Zentner was the first of 31 witnesses who are expected to testify over the next two to three weeks and answer questions from both the inquest jurors and others who have standing at the inquest, including James Smith Cree Nation, relatives of the victims and the RCMP.

The public inquest is scheduled to continue until Feb. 2.

Coroners inquests are not meant to assign legal responsibility for deaths, but at its end, the six members of the inquest jury will be tasked with providing recommendations to help prevent similar tragedies from happening in the future. Two jury members have also been selected as alternates.

The inquest is also intended to honour the victims of the stabbings.

WATCH | James Smith Cree Nation prepares for coroner's inquest into mass stabbing: 

James Smith Cree Nation prepares for coroner’s inquest into mass stabbing

3 months ago
Duration 2:05
Leaders of the James Smith Cree Nation are asking Canadians to pray for the community as it begins a coroner’s inquest into the 2022 mass stabbing that led to 11 people being killed.

Support is available for people affected by this tragedy. The Hope for Wellness hotline offers immediate help to Indigenous people across Canada. Mental health counselling and crisis support is available 24 hours a day, seven days a week at 1-855-242-3310 or by online chat at
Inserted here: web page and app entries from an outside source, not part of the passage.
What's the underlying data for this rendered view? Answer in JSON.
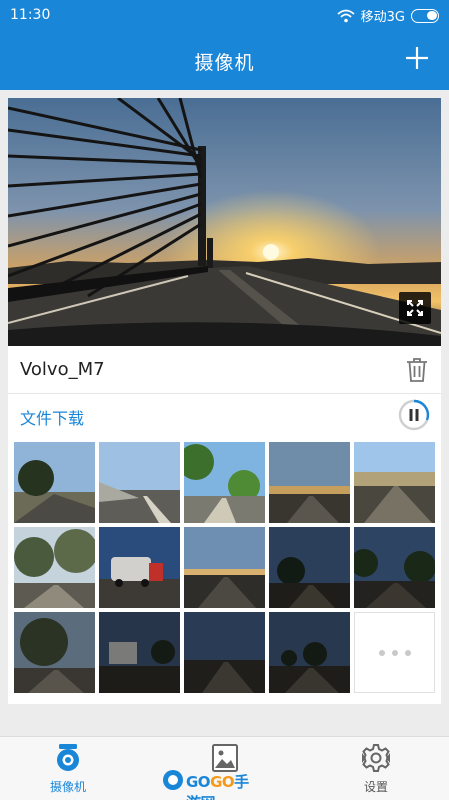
{
  "status_bar": {
    "time": "11:30",
    "carrier": "移动3G"
  },
  "header": {
    "title": "摄像机"
  },
  "camera": {
    "name": "Volvo_M7",
    "download_label": "文件下载"
  },
  "nav": {
    "items": [
      {
        "label": "摄像机",
        "active": true
      },
      {
        "label": "相册",
        "active": false
      },
      {
        "label": "设置",
        "active": false
      }
    ]
  },
  "watermark": {
    "brand_a": "GO",
    "brand_b": "GO",
    "brand_c": "手游网"
  },
  "colors": {
    "accent": "#1a86d8",
    "background": "#ececec"
  },
  "icons": [
    "wifi-icon",
    "battery-icon",
    "add-icon",
    "fullscreen-icon",
    "trash-icon",
    "pause-icon",
    "camera-icon",
    "gallery-icon",
    "gear-icon"
  ]
}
You can talk to a mental health professional via Wellness Together Canada by calling 1-866-585-0445 or text WELLNESS to 686868 for youth or 741741 for adults. It is free and confidential.

Talking Stick is a Saskatchewan-based free anonymous chat platform that connects people seeking emotional support to a trained Indigenous peer advocate 24/7.


Jason Warick


Jason Warick is a reporter with CBC Saskatoon.